TASK BRIEF
From the data below, tally each line that has "title" in it, then give that tally without comment.

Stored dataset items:
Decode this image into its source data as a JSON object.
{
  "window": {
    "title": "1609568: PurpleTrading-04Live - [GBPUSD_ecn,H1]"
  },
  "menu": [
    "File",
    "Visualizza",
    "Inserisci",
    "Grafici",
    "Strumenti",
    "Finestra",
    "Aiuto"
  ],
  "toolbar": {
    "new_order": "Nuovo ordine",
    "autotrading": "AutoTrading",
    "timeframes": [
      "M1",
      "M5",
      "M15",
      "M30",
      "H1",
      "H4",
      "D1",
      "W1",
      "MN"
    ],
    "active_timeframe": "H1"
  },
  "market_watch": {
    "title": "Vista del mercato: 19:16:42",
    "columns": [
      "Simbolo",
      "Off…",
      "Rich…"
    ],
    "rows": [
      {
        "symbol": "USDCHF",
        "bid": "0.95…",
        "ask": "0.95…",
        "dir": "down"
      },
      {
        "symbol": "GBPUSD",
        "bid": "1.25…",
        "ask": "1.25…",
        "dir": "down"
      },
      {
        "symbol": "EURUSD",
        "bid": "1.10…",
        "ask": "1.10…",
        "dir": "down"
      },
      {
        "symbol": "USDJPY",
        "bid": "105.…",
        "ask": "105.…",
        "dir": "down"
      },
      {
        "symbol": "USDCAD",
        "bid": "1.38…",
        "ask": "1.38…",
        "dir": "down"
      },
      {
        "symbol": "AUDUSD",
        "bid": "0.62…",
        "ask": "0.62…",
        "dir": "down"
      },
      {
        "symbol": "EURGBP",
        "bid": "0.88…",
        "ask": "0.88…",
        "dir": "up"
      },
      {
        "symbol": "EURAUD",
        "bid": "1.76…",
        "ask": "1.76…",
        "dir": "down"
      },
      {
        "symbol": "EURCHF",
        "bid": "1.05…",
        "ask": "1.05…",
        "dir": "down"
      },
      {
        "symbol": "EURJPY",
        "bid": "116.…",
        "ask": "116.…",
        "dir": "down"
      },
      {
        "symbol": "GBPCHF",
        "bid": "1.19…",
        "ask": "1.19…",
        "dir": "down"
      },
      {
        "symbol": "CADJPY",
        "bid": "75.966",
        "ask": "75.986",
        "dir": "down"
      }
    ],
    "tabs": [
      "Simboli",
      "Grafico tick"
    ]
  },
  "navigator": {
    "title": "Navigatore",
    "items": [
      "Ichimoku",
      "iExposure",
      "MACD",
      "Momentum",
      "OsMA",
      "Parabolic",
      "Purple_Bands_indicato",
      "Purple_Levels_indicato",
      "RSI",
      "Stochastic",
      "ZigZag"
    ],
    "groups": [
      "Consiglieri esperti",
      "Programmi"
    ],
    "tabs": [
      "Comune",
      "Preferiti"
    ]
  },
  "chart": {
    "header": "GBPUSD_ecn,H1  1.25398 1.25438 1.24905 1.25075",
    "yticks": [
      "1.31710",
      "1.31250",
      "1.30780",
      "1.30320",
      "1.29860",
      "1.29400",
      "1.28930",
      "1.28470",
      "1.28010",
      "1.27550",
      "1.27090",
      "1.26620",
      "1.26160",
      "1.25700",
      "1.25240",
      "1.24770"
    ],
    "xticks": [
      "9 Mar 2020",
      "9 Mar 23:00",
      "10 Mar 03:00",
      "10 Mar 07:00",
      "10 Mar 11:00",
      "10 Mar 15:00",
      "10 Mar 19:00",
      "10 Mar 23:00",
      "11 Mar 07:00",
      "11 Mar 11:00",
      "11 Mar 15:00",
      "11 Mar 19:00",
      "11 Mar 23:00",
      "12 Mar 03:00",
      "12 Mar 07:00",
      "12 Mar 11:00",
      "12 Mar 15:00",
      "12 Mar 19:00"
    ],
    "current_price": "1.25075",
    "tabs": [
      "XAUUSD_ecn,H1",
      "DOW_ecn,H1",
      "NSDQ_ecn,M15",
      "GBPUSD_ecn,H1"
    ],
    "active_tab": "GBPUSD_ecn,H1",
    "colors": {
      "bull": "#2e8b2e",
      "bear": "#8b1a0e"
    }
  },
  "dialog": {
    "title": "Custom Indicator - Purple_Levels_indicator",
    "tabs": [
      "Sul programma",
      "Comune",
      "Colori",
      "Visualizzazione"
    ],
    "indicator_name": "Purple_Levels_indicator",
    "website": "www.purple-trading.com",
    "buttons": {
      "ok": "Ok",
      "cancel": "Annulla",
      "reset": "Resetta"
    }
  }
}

WORKED SOLUTION
4